GIVEN ENTRIES -
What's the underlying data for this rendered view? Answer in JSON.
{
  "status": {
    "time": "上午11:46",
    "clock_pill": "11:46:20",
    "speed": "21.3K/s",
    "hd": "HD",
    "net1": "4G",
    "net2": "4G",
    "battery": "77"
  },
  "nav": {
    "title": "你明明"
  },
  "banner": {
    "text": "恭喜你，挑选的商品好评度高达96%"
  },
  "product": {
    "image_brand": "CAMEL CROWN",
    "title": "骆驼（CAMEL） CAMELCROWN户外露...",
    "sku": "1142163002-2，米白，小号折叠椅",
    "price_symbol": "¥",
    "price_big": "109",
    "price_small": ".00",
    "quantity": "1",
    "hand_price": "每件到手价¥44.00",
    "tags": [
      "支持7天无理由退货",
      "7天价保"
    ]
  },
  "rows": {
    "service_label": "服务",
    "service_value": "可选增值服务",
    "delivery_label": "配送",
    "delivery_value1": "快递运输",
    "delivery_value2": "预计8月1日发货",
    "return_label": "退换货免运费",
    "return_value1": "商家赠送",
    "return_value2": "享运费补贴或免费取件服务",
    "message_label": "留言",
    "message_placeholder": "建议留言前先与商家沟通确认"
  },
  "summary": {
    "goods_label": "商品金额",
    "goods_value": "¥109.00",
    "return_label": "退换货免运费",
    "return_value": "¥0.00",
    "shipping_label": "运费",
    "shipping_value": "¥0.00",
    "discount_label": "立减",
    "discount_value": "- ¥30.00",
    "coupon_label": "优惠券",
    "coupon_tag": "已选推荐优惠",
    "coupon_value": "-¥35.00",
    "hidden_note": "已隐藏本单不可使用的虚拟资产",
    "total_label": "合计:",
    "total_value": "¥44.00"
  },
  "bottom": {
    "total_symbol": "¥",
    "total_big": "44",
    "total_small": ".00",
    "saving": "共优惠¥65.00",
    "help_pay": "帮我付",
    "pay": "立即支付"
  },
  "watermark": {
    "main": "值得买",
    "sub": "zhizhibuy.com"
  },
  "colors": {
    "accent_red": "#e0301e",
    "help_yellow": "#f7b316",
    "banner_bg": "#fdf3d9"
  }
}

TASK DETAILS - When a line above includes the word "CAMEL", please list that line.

EXERCISE RESPONSE -
    "image_brand": "CAMEL CROWN",
    "title": "骆驼（CAMEL） CAMELCROWN户外露...",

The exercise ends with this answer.